Let me begin with a disclaimer—I am not anti-Kindle.
I admit freely to having read several e-books on my iPhone. Indeed, I understand the appeal of e-books. They can be purchased and downloaded instantly. They take up zero physical space and therefore save many a book-lovers’ home from becoming cluttered. And sometimes, they are even less expensive.
No, I’m not here to bash high-tech users of e-readers. Rather, I am, in a fashion, one of them. I consider myself a hybrid reader, dabbling in books and e-books alike.
However, I will never give up my bookshelves, bookends, or bookmarks. I will never completely forsake physical, real, honest-to-goodness, hold-in-your-hands books.
For books, with their pages and ink, will always be my first love.

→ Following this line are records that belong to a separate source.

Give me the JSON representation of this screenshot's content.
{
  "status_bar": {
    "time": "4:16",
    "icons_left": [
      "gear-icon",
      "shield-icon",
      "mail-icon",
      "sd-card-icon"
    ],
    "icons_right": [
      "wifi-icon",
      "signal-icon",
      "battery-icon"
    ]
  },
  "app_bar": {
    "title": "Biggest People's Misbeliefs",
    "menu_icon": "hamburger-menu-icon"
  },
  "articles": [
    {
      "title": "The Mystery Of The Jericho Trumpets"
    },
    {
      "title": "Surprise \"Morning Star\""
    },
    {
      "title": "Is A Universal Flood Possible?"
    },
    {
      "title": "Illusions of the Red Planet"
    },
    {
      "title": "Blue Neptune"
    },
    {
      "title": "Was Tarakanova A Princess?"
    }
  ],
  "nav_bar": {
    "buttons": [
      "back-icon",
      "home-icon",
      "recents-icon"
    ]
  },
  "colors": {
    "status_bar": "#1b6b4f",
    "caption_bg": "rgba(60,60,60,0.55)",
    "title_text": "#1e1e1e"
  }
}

And nothing shall ever convince me that e-books are superior to their paper counterparts. E-books are all well and good and have their place. Yet it must be admitted, by even the most modern tech-savvy of persons, that there are some things they lack.
8 Fabulous Things About Books that E-readers Lack
1. Tactile Quality
To read an e-book, one must hold a machine. Whether it’s a Nook or smart phone, the sense of touch is engaged only by a cold electronic device. You don’t truly hold the e-book, feel its weight. It’s a one dimensional object partitioned off by a screen. In this one dimensional reading experience, you lose the variety of tactile qualities books offer. Rich leather, soft cloth, or slick paperback binding. Braille-like embossed lettering. The thin, smooth pages of a new book. The thick, textured parchment of an antique. By engaging our sense of touch, books connect directly with the reader in a manner e-books simply cannot replicate.
Unless you’re a true bibliophile, this item on my list will most assuredly leave you perplexed and thinking I’m insane. Yet, for those of us with ink printed on our hearts, the scent of a book is nothing short of magical. New books have an aroma which combines fresh cut paper and hot-off-the-press ink. While vintage and antique books have this scent which seems beyond description. Musty? Leathery? Fairy dusty? Whatever it may be, aroma takes ones reading experience beyond the second star to the right. Continue reading